How do you get stripes in your lawn? Lawn expert Andy Wain explains how to get perfect lawn stripes

Mow your way to a pristine garden

Have you ever wondered how you get stripes in your lawn? Every summer, when we watch Wimbledon or take a trip to a fancy country house, we marvel at the perfect tramlines achieved on the grass and wonder how we can do the same to our – granted, less grand – gardens.

Cultivate the perfect outdoor space with more of our garden ideas

So we've enlisted 'friend of the website' Andy Wain to solve the mystery. Andy is Head Gardener at Euridge Manor – a country house wedding venue in the Cotswolds. And as you can see from his Instagram feed, he knows what he's talking about...

Here are his expert tips for creating lawn stripes.

How do you get stripes in your lawn?

1. Make sure your lawn is healthy

Exterior of house with garden and white windows

(Image credit: Future PLC/Rachel Smith)

'To create a beautifully striped lawn you basically need two things,' says Andy. 'They are a healthy lawn and a lawnmower with a rear roller.

“A healthy lawn requires proper cutting, watering, fertilising and aerating on a regular basis, with an understanding of the right time to do each of these things.'

2. Invest in a good mower with a roller

'In order to create beautiful stripes in your lawn, I recommend investing in a rear roller machine, such as the STIHL RM545VR or RM 655 RS,' says Andy.

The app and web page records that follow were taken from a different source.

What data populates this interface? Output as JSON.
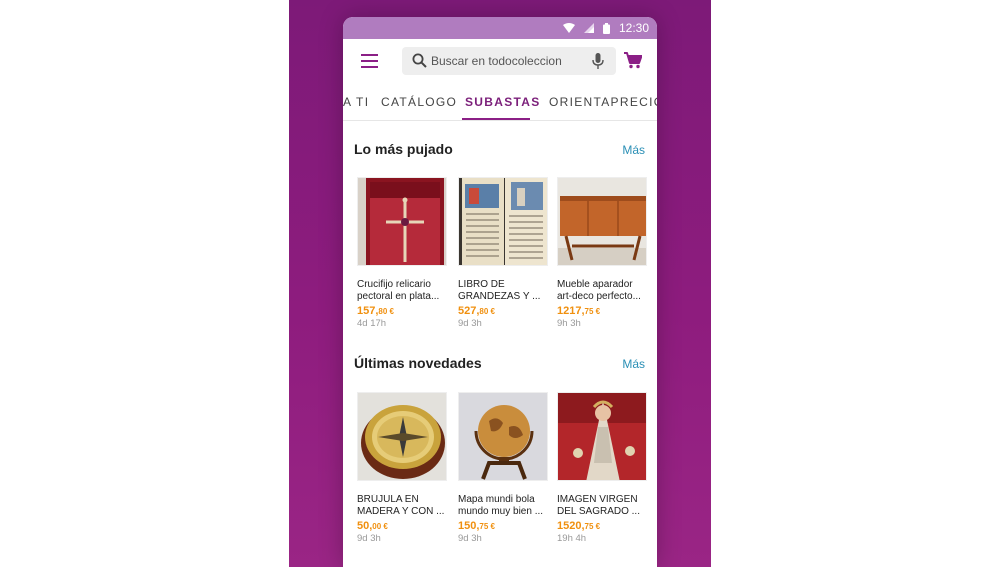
{
  "status_bar": {
    "time": "12:30"
  },
  "search": {
    "placeholder": "Buscar en todocoleccion"
  },
  "tabs": [
    {
      "label": "A TI"
    },
    {
      "label": "CATÁLOGO"
    },
    {
      "label": "SUBASTAS"
    },
    {
      "label": "ORIENTAPRECIOS"
    }
  ],
  "active_tab": "SUBASTAS",
  "colors": {
    "brand": "#8b1f86",
    "price": "#f0900f",
    "link": "#2a8fb5",
    "background": "#8e1c7e"
  },
  "sections": [
    {
      "title": "Lo más pujado",
      "more": "Más",
      "items": [
        {
          "title": "Crucifijo relicario pectoral en plata...",
          "price_main": "157,",
          "price_dec": "80 €",
          "time_left": "4d 17h",
          "image": "cross-reliquary"
        },
        {
          "title": "LIBRO DE GRANDEZAS Y ...",
          "price_main": "527,",
          "price_dec": "80 €",
          "time_left": "9d 3h",
          "image": "illuminated-book"
        },
        {
          "title": "Mueble aparador art-deco perfecto...",
          "price_main": "1217,",
          "price_dec": "75 €",
          "time_left": "9h 3h",
          "image": "sideboard"
        }
      ]
    },
    {
      "title": "Últimas novedades",
      "more": "Más",
      "items": [
        {
          "title": "BRÚJULA EN MADERA Y CON ...",
          "price_main": "50,",
          "price_dec": "00 €",
          "time_left": "9d 3h",
          "image": "compass"
        },
        {
          "title": "Mapa mundi bola mundo muy bien ...",
          "price_main": "150,",
          "price_dec": "75 €",
          "time_left": "9d 3h",
          "image": "globe"
        },
        {
          "title": "IMAGEN VIRGEN DEL SAGRADO ...",
          "price_main": "1520,",
          "price_dec": "75 €",
          "time_left": "19h 4h",
          "image": "virgin-statue"
        }
      ]
    }
  ]
}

Take a look for yourself: Best lawn mowers 2020 – the top models for cutting the lawn and clearing leaves

3. Follow the same path

Exterior of house with white walls and garden

(Image credit: Future PLC/Brent Darby)

'Lawn stripes are created by the roller pushing the blades of grass forwards and pressing them down, as the mower passes over,' Andy explains. 'By always following the same stripe each time you mow, you will increase the definition of the stripes, as more of the grass will be pushed over.'

'The actual stripe effect is caused by light reflecting off the grass. The lighter shade comes from the blades of grass facing away from you and the darker shade is caused by shadows in the blades of grass facing you.'

'The beautiful thing about striping a lawn, is that you don’t have to walk in a straight line for the effect to work. You can create just about any pattern you like, as long as you continue to bend the grasses in opposite directions.'

Related: 15 lawn ideas – the best grass layouts and inspiration for putting down turf in your garden

4. Don't cut the lawn too short

exterior of house with flower and tree in the garden

(Image credit: Future PLC/Rachel Smith)

'A top tip to consider when creating stripes – don’t cut your lawn too short,' advises Andy. 'This will impact the stripes, so I suggest no shorter than 30mm. Plus, to keep the stripes "popping", it is best to mow at least once a week.'

5. Maintain the edges

chair and cushion in garden with trees

(Image credit: Future PLC/Claire Lloyd Davies))

'Finally, a striped lawn will look untidy if you don't maintain the edges,' says Andy. 'So it is also worth having a reliable grass trimmer in your garden shed to make sure the edges are neat. Your neighbours will soon have lawn envy!!'

Related: Garden edging ideas – lovely lawn edging to smart stone borders to give gardens a perfect finish

Follow Andy and his gardening exploits on Instagram @_andy__w

Amy Cutmore

Amy Cutmore is an experienced interiors editor and writer, who has worked on titles including Ideal Home, Homes & Gardens, LivingEtc, Real Homes, GardeningEtc, Top Ten Reviews and Country Life. And she's a winner of the PPA's Digital Content Leader of the Year. A homes journalist for two decades, she has a strong background in technology and appliances, and has a small portfolio of rental properties, so can offer advice to renters and rentees, alike.